The Worlds Toughest Apps: Transformative Tools for Military

March 31, 2017 • Blog Post • By Deb Smit, FastCo. Works


  • Its hard to imagine a more challenging environment for smartphone apps than a battlefield
  • There are now more than 60 apps that help soldiers work safer, track enemies and coordinate rescues

Todays soldiers rely on mobile software, even in combat

In 2011, the National Institute of Standards and Technology (NIST) joined forces with software-maker Eucleo on the DARPA-funded program Transformative Apps. Since then, developers have created more than 60 apps that help soldiers in Afghanistan track the enemy, work safer, and coordinate rescues, all while meeting the Department of Defenses strict security requirements. Although built for modern war, these tracking and security advancements could very well work their way into civilian life following a long line of the very best military inventions, including duct tape and GPS.

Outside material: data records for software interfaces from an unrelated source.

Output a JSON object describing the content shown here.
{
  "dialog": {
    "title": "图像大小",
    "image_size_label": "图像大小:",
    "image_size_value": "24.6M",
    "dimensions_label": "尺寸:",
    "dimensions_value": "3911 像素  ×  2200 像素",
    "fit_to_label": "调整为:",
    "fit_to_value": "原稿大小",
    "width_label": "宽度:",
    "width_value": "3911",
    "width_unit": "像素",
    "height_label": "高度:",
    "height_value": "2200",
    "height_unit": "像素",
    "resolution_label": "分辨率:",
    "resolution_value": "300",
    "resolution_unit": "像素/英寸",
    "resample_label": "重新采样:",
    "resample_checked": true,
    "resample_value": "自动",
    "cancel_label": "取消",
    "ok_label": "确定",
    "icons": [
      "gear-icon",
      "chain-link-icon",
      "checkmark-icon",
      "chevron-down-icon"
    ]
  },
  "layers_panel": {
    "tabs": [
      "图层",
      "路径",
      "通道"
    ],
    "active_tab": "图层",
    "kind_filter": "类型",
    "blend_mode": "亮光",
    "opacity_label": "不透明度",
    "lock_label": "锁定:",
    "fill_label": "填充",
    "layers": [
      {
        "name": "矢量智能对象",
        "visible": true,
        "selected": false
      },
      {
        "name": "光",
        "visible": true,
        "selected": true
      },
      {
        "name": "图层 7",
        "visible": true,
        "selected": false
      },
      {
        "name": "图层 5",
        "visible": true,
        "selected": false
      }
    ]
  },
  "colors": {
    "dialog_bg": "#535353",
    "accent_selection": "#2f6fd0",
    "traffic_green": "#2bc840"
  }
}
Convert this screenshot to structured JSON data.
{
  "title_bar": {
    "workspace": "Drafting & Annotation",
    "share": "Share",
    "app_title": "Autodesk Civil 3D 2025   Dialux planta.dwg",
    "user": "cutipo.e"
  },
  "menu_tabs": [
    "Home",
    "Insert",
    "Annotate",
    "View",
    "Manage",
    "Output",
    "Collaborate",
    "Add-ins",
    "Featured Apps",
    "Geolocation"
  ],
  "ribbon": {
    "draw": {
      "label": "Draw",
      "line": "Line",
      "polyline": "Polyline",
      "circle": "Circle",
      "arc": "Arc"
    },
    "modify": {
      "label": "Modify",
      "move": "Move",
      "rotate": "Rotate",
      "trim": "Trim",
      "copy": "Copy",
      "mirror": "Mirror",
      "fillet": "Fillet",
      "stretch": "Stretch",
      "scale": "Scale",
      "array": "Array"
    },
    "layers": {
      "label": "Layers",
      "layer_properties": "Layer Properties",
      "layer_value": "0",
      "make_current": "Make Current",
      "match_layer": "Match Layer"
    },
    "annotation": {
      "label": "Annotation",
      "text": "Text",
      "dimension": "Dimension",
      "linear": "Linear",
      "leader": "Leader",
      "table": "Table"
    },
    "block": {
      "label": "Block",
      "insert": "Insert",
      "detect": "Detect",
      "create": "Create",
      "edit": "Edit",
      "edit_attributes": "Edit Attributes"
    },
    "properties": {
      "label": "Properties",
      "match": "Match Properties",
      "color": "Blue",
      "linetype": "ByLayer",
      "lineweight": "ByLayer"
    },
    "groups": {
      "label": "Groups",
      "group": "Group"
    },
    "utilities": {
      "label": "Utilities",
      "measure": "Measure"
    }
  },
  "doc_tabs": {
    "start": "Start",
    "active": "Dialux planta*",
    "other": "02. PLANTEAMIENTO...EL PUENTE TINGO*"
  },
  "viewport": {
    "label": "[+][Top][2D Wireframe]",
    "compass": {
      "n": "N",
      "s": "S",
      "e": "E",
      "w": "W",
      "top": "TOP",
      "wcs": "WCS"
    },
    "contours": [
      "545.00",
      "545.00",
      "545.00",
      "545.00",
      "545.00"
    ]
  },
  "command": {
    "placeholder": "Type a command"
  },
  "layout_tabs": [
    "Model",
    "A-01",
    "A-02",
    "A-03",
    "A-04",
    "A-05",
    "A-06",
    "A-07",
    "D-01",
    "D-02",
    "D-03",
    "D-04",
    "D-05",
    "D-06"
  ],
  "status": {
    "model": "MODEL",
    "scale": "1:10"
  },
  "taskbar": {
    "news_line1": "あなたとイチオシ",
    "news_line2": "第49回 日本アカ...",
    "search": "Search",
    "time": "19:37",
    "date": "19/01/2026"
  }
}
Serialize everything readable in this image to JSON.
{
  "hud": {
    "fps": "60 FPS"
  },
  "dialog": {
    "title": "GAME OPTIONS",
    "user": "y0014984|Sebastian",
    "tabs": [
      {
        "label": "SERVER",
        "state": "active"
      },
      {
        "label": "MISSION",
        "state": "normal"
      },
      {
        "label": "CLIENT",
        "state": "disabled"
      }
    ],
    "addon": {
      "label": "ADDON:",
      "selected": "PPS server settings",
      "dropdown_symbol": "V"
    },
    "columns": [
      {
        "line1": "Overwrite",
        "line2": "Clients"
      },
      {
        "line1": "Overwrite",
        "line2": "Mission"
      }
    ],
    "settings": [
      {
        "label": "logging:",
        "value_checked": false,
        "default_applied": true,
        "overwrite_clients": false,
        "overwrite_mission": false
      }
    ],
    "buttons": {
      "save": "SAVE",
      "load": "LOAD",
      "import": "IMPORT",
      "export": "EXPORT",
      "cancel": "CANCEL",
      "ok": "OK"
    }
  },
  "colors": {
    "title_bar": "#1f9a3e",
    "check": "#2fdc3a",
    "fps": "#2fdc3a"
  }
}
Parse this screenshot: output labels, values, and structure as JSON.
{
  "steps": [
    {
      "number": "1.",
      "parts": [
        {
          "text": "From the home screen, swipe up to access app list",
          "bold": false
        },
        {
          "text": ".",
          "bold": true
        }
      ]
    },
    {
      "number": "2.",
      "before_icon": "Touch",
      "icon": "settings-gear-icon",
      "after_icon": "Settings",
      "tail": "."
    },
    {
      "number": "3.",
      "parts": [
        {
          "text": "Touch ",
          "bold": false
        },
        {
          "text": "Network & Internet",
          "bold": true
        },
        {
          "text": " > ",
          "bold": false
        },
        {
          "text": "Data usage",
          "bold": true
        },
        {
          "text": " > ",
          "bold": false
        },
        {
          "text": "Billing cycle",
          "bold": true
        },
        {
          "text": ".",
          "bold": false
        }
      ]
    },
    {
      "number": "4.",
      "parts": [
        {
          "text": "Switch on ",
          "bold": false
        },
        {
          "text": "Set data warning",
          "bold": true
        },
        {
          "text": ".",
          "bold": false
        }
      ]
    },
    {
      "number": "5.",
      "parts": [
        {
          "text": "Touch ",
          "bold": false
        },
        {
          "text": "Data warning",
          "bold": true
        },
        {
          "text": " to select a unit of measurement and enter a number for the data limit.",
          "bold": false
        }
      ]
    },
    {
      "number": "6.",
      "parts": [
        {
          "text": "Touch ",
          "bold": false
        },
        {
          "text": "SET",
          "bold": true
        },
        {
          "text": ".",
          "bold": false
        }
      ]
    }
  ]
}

The initial challenge for Eucleo’s engineers was inventing a networking structure in Afghanistan. None existed. It took seven months of field work with troops over a two-year period.
“Soldiers don’t have time to be flipping through apps,” says Mark Riley, CEO and Principal Engineer of Eucleo. “ had to work seamlessly through a single GIS .”
With smartphones on the battlefield, Transformative Apps allow soldiers to not have to rely on paper maps for situational awareness. They use a military-focused Maps app to monitor troop and adversary movement in real time.
The military follows troop activity in Afghanistan through “honesty traces.” Heat map, a Maps plug-in, allows soldiers to see troop travel movement, or traces, based on their locations over time (“heat” refers to a critical mass of soldiers). The information is tracked in real-time and is color-coded to indicate if a location is hot or cold, reminding soldiers to vary their travel patterns to avoid ambushes and IEDs.
A soldier on a reconnaissance mission may spend days crawling into position in an enemy location, lugging heavy laptops and cameras. Tactigram, a photo mark-up tool for high-powered cameras, remotely sends images back to headquarters with contextual details like scale, location, and direction. “When you’re crawling under bushes, you can’t be looking for your USB,” says Eucleo’s CFO Adrian Porter.
Smart Triage helps medical personnel treat and monitor injured soldiers. Each soldier carries a smartcard with encrypted data. In the event of an incident or mass evacuation, responders scan the cards, relaying pertinent information to nearby hospitals, such as medications and medical history.
When soldiers are riding in the back of an MRAP, they can’t see their surroundings. The Crystal Hull app gives them a 360-degree view of the world outside. Multiple cameras mounted atop the truck beam images to the soldiers through their helmets, providing extra eyes on lookout.
Soldiers navigating through dangerous terrain can’t be constantly looking down at their smartphones to locate their colleagues. CWO, a weapon-mounted scope, shows icons—friend or foe—to reduce the chances of fratricide on the battlefield. The device also displays distance to the icons based on sensors in the scope.
This Maps plug-in locates radio messages sent by the enemy and helps soldiers pinpoint their location. Wolfhound simplifies what had previously been a difficult operation, clearly overlaying the most relevant information on a map.
When a soldier or civilian is in harm’s way, the Beacon Application goes into receiving mode and surreptitiously captures video and audio. This information is stored for possible rescue missions. Still in development for use by both military and civilians, Beacon will relay information on someone’s location and other pertinent data.
The goal of the TransApp program is straight-forward and uncompromising: Create highly secure tools to confront the enemy and save soldiers’ lives. All the apps developed by NIST and Eucleo are encrypted and password protected. If a user fails to verify him or herself in an app or if the hardware is lost, the system immediately wipes all data from the app.


Worlds largest citrus cooperative turns to Key Info and Hewlett Packard Enterprise for Disaster Recovery as a Service

Blog Post

PODCAST: Vapor IO, Public vs. Private Cloud and the Power of the Edge

Blog Post

Hewlett Packard Enterprise Announces Antonio Neri to Succeed Meg Whitman as Chief Executive Officer

Press Release